It was the Commission’s earlier misplaced haste that resulted in rulemaking delays, Roper added. “Had the commission from the outset followed the legal requirements of notice and comment, the general solicitation rules could have been completed months ago.”
Progress continues to remain stalled on reducing illnesses from the major foodborne pathogens, according to the Centers for Disease Control and Prevention’s recently released annual report on the incidence of foodborne illness in the United States. Findings of the report are summarized in a CFA news release. Preliminary data from the CDC for 2012 reveals statistically significant increases since 2006-2008 for illnesses from Campylobacter and Vibrio, and virtually no change for illnesses from Listeria monocytogenes, Salmonella, E. coli O157:H7 and other shiga-toxin producing strains of E. coli (non-O157 STECs). “The data demonstrate a need for greater vigilance in efforts to reduce illnesses from these pathogens,” said Chris Waldrop, Director of CFA’s Food Policy Institute.
“The lack of progress in reducing illnesses from these pathogens is particularly concerning,” Waldrop noted, “as the Food Safety and Inspection Service is seeking to implement a new inspection program for poultry, yet the agency has almost no data on how the proposed program will actually affect Campylobacter rates on poultry.

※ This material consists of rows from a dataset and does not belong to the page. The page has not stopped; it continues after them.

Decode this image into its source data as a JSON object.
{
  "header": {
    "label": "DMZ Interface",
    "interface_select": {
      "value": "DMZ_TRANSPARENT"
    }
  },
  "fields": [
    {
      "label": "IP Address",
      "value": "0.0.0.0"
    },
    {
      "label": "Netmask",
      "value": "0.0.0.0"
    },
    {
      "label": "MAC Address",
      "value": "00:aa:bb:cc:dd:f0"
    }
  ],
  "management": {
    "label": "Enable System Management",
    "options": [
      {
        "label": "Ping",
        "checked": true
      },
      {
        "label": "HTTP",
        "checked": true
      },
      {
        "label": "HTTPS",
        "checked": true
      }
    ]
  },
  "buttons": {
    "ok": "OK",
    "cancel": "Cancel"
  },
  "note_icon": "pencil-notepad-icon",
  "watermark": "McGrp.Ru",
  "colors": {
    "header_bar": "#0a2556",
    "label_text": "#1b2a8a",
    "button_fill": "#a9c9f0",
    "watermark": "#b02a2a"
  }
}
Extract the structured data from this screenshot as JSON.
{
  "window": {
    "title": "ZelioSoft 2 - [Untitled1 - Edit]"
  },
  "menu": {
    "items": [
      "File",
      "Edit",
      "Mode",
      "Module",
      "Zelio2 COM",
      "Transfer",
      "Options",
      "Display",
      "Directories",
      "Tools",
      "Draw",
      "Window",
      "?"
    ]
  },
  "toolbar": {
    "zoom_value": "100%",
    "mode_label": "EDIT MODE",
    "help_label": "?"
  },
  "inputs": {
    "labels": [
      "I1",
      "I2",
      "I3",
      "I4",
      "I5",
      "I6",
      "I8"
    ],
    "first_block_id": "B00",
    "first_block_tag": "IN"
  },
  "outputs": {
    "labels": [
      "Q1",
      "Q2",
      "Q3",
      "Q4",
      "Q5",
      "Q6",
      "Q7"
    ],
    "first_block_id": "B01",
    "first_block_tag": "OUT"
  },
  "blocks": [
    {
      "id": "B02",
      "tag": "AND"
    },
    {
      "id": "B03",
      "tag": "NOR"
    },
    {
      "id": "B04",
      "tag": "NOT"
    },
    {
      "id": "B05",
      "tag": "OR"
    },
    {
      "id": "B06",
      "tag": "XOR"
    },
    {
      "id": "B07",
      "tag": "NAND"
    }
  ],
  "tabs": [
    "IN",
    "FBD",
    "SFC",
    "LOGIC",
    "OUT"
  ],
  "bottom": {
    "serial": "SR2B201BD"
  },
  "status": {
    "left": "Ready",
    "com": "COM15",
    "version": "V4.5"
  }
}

The agency’s proposal also does not require poultry plants to test for Salmonella and Campylobacter, significantly limiting the agency’s ability to assure that poultry plants are reducing contamination from these pathogens.”
CFA joined with the National Consumer Voice for Quality Long-Term Care (Consumer Voice), bed rail activist Gloria Black, and 60 other organizations in filing a petition with the Consumer Product Safety Commission last week requesting a ban of adult portable bed rails or mandatory standards if a ban is not accepted. The groups are also asking CPSC to recall dangerous bed rails and refund consumers.
According to CPSC data, there were an estimated 36,900 visits to hospital emergency departments due to incidents related to both portable and non-portable bed rails in the nine-year period from 2003 to 2012 and 155 portable bed rail deaths, although the actual death rate is believed to be much higher. According to a 2012 CPSC report, these deaths and injuries most commonly occur when the victim is “caught, stuck, wedged, or trapped between the mattress/bed and the bed rail, between bed rail bars, between a commode and rail, between the floor and rail, or between the headboard and rail.”
“Too many people have been seriously injured or killed while using adult bed rails that are marketed as products to increase the safety of consumers,” said CFA Legislative Director and Senior Counsel Rachel Weintraub. “These asphyxiation and entrapment deaths and injuries have not been adequately prevented by any voluntary efforts by bed rail manufacturers. These incidents could and should have been prevented by strong federal efforts, which is why we are urging the CPSC to take action today.”